It is not uncommon to be in a vicious cycle of both a gut-to-brain and brain-to-gut impairment; most people need to support both simultaneously.
A characteristic symptom of this cycle is a decrease in the motility of the gut and consequently constipation, straining during bowel movements, and incomplete elimination. Poor elimination means that waste sits in the intestines, promoting an environment for yeast and bacterial overgrowths and the development of small intestinal bacterial overgrowth (SIBO).
Poor vagal function also encourages gallbladder stones and attacks and reduces the effectiveness of digestive secretions; therefore, digesting food becomes difficult.
Many patients with chronic gut dysfunction never improve because they do not move past treating it at the gut level—this will create the vicious cycle. Poor gut health will impact your brain function thus causing depression, anxiety, poor cognition, and other brain-based symptoms.
GUT-BRAIN HEALING STRATEGIES
While there’s still much to discover about the mystery of the digestive system and all that it affects, we are sure of several things that can help improve the connection between your gut and brain.
Support for Your Gut-Brain Axis
- Follow the autoimmune paleo (AIP) diet.
- Avoid processed foods.
- Avoid gluten and other immune sensitive foods.
- Remove food sensitivities.
- Eliminate sweets.
- Eat a lot of vegetables.
- Have healthy fats.
- Consume different types of fiber.
- Eat probiotics and prebiotics.
- Remove pathogenic and reduce opportunistic bacteria and microorganisms.
- Supplemental support may include digestive enzymes, L-Glutamine, N-acetyl glucosamine, and antifungals (such as oregano oil).
Support for Your Brain-Gut Axis
- Every neuron needs oxygen, glucose, and stimulation.
- Oxygen – A reduction in blood flow to the brain, such as from a sedentary lifestyle, smoking, anemia, low blood pressure, and hypothyroidism, reduces the amount of oxygen the brain receives.
- Glucose – Glucose fuels the brain.
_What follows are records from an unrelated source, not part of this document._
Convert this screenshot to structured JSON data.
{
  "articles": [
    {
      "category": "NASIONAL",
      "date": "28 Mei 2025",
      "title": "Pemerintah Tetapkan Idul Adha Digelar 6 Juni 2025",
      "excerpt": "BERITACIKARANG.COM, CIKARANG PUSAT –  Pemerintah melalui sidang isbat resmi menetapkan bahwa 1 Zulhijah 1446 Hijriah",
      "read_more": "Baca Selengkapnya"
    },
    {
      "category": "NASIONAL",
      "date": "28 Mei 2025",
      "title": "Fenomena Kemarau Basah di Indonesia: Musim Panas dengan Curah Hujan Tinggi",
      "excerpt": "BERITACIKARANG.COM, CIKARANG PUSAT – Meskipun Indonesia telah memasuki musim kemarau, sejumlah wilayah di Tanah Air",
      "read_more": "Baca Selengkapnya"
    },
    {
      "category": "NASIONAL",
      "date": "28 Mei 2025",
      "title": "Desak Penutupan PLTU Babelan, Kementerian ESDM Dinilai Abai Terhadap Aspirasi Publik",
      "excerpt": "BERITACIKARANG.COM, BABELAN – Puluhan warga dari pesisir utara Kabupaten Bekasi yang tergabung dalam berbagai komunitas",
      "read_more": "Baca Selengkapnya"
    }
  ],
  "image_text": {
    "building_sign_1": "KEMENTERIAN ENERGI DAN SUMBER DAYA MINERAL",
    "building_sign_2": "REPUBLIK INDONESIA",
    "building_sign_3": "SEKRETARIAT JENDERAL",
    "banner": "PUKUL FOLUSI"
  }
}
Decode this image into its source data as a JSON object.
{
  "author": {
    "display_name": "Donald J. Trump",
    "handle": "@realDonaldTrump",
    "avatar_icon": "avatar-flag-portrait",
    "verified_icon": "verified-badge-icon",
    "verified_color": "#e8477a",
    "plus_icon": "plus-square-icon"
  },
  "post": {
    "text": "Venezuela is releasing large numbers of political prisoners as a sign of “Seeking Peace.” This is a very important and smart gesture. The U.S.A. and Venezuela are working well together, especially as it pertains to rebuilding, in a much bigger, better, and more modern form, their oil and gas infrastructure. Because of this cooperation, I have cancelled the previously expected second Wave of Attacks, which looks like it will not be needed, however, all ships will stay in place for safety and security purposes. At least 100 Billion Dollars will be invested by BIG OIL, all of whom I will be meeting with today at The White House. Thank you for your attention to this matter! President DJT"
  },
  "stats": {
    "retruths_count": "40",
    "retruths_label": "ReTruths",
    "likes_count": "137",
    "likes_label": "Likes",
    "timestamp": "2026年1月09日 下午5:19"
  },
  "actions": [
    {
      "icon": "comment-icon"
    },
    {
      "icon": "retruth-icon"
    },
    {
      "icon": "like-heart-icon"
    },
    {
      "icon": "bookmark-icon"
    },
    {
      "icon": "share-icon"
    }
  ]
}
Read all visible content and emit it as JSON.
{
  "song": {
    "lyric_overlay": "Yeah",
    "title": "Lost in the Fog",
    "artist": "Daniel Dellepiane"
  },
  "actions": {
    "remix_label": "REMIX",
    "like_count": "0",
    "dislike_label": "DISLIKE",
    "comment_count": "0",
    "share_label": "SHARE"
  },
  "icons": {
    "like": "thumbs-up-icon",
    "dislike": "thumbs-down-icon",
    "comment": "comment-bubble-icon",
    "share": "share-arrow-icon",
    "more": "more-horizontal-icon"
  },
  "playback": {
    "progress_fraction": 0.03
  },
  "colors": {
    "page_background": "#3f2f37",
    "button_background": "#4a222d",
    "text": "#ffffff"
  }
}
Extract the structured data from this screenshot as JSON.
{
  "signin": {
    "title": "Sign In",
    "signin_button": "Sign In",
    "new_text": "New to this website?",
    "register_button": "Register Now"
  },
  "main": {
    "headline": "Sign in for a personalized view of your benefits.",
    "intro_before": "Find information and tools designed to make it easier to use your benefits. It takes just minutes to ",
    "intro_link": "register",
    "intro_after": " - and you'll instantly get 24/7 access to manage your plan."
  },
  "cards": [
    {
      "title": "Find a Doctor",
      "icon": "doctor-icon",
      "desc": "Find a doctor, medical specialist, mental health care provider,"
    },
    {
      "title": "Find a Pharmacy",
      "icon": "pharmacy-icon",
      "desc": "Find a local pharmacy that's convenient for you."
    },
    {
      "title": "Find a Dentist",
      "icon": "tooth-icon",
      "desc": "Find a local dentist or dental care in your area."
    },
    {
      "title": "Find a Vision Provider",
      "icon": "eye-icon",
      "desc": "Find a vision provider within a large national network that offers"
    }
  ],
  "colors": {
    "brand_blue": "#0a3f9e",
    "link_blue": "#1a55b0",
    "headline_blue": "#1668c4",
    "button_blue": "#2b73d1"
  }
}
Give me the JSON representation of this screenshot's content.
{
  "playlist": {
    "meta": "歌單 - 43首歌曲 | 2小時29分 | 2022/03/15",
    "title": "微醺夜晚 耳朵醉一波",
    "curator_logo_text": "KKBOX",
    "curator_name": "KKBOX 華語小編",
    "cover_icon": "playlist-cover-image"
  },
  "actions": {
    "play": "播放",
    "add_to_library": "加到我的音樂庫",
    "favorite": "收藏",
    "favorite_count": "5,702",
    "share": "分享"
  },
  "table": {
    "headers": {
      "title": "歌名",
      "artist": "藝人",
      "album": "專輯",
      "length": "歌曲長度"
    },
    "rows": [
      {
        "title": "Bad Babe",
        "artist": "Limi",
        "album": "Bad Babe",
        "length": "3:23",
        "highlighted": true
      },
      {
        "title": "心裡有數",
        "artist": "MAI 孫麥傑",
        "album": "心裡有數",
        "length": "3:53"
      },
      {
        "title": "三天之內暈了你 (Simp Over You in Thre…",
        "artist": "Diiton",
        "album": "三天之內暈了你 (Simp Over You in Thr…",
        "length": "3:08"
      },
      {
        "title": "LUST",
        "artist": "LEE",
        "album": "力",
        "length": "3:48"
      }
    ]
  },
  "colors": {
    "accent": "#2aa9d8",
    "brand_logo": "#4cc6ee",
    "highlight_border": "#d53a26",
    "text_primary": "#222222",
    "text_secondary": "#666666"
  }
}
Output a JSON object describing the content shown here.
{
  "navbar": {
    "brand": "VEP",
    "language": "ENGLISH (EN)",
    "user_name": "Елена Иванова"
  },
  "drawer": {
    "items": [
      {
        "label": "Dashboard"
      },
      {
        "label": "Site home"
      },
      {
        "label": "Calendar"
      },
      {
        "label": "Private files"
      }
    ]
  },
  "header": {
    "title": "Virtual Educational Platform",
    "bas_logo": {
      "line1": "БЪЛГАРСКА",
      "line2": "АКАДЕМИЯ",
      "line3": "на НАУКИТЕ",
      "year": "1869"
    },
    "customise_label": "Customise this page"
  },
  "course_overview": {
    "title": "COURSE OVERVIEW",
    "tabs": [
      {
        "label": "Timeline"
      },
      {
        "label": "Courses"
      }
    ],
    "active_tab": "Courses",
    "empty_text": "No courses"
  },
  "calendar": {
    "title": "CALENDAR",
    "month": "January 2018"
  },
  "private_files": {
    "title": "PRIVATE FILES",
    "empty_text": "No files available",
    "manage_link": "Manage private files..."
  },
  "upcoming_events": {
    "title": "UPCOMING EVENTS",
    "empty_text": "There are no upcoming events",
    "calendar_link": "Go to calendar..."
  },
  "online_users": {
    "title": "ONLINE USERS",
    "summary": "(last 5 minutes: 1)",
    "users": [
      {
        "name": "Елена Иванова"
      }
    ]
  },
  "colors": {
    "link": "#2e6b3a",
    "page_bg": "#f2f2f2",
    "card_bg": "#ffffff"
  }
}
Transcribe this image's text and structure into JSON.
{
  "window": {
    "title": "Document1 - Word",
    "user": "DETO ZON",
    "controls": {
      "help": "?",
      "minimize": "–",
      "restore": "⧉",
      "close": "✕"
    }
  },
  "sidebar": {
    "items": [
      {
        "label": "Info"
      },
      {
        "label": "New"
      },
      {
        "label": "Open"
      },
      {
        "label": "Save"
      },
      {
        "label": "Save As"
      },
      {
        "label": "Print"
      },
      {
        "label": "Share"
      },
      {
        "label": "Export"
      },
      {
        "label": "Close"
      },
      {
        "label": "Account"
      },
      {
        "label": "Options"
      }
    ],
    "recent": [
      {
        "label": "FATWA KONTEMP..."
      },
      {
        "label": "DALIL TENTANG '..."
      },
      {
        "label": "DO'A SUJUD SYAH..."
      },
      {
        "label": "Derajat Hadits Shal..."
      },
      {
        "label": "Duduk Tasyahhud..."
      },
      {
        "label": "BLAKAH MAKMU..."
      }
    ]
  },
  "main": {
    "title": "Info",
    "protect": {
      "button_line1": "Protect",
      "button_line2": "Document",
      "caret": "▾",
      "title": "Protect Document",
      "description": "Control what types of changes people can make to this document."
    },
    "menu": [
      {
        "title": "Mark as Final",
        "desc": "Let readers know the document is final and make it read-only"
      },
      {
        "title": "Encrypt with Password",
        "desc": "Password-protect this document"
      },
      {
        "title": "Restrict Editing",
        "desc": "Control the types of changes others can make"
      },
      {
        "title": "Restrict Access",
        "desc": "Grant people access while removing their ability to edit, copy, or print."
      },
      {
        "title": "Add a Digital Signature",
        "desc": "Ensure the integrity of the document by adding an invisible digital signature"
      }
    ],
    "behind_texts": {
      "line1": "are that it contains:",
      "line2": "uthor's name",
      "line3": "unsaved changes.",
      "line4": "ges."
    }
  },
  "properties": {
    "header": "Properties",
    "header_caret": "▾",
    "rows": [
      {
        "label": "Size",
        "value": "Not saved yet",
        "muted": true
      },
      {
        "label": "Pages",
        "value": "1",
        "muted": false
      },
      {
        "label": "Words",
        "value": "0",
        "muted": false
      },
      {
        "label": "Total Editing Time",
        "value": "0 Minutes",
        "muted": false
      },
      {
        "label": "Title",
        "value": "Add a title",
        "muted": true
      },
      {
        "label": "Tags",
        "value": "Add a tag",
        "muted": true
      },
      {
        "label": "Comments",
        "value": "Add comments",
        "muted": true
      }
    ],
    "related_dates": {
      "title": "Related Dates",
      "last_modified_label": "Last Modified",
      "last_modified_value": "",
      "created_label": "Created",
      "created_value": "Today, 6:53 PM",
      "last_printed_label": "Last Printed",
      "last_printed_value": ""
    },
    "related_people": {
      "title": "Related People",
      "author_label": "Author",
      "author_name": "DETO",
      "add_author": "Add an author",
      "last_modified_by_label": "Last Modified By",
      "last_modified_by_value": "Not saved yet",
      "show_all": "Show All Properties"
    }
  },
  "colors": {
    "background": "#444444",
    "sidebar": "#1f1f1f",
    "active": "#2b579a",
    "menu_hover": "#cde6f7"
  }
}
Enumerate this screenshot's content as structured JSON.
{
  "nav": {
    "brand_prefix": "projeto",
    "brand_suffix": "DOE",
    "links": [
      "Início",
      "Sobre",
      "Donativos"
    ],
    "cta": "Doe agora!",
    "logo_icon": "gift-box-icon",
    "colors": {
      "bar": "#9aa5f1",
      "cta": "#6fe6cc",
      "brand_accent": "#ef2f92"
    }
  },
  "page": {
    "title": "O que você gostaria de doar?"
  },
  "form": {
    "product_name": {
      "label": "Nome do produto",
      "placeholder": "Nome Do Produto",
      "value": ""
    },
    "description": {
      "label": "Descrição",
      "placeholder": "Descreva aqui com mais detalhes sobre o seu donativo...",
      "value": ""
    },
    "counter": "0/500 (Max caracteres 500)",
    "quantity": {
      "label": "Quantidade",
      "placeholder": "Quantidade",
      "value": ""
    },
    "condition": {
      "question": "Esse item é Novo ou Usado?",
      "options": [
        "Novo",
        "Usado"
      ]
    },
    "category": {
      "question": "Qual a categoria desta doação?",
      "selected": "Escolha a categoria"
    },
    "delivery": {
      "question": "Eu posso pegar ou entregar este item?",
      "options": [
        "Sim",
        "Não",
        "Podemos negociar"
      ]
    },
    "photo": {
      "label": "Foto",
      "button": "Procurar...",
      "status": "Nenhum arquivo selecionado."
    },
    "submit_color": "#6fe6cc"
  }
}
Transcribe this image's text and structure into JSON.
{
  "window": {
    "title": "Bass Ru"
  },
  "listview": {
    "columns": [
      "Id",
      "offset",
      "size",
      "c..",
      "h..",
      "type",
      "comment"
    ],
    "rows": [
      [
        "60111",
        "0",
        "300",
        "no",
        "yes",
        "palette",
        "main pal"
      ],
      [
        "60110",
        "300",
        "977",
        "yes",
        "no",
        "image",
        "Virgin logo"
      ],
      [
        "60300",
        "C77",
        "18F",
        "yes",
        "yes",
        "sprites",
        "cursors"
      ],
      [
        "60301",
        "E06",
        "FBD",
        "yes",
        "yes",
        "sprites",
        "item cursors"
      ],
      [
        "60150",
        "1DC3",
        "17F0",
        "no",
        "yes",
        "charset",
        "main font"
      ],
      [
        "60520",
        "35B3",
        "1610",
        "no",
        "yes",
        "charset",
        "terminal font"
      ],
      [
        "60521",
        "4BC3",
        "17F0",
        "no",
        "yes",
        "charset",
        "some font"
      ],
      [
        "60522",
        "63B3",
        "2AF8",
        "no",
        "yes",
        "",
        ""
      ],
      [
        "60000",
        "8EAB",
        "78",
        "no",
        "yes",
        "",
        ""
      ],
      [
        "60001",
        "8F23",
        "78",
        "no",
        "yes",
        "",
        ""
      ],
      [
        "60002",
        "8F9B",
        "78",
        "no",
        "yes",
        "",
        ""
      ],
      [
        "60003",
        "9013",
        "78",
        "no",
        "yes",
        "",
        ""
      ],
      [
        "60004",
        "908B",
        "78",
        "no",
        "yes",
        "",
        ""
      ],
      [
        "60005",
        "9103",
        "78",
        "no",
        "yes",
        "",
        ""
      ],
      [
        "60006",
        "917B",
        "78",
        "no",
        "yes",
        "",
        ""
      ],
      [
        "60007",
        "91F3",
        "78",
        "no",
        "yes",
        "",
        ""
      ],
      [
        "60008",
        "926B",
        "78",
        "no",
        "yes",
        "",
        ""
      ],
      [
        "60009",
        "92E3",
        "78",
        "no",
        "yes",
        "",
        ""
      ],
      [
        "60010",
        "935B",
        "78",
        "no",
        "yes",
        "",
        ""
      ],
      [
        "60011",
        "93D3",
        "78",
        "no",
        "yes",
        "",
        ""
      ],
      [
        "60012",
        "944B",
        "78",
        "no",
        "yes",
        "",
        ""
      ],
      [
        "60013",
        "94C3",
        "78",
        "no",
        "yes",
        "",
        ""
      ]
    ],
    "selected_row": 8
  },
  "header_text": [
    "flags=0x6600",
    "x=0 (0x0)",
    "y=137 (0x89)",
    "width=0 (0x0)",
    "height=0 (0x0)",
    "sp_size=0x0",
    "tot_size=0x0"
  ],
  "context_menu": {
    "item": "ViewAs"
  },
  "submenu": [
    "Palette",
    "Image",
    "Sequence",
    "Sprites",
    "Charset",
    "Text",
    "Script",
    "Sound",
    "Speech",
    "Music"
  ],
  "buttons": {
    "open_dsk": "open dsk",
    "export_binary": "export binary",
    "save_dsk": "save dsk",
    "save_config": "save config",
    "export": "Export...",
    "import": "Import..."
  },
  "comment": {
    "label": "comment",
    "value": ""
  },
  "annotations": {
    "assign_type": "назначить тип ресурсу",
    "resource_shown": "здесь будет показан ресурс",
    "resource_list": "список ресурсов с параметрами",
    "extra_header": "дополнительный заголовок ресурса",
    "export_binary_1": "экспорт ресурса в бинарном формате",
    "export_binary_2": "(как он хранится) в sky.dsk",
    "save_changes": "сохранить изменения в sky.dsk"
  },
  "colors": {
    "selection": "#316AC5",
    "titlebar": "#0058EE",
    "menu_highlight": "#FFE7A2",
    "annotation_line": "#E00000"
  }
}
If you become hypoglycemic (low blood glucose) from going too long without eating, you may feel dizzy or lightheaded. On the other hand, in insulin resistance (high blood glucose), glucose can’t get into the cells of your body or brain leaving you feeling sleepy or slow.
- Stimulation – Stimulation such as physical activity and mental challenges “exercise” your neurons and are essential to keep them active and healthy. Exercise also increases brain-derived neurotrophic factor and supports mitochondrial function.
- Support the brain with nutrition.
- Reduce inflammation with resveratrol, turmeric, and fish oils.
- Optimize with vitamins and supplements.
- Provide neurotransmitter support.
OPTIMIZE YOUR BRAIN WITH GUT REPAIR AND DETOXIFICATION
Healthy brain function is not just about boosting your score on a brain game, remembering where you put your keys, or preventing dementia.
A Healthy brain equals a better quality of life. When you have optimal brain function, you are happier, and you are naturally drawn to nourish your body and mind. Ask my office for more information about a detoxification and gut-repair program using the AIP diet. You can schedule to become a new patient or a free consultation.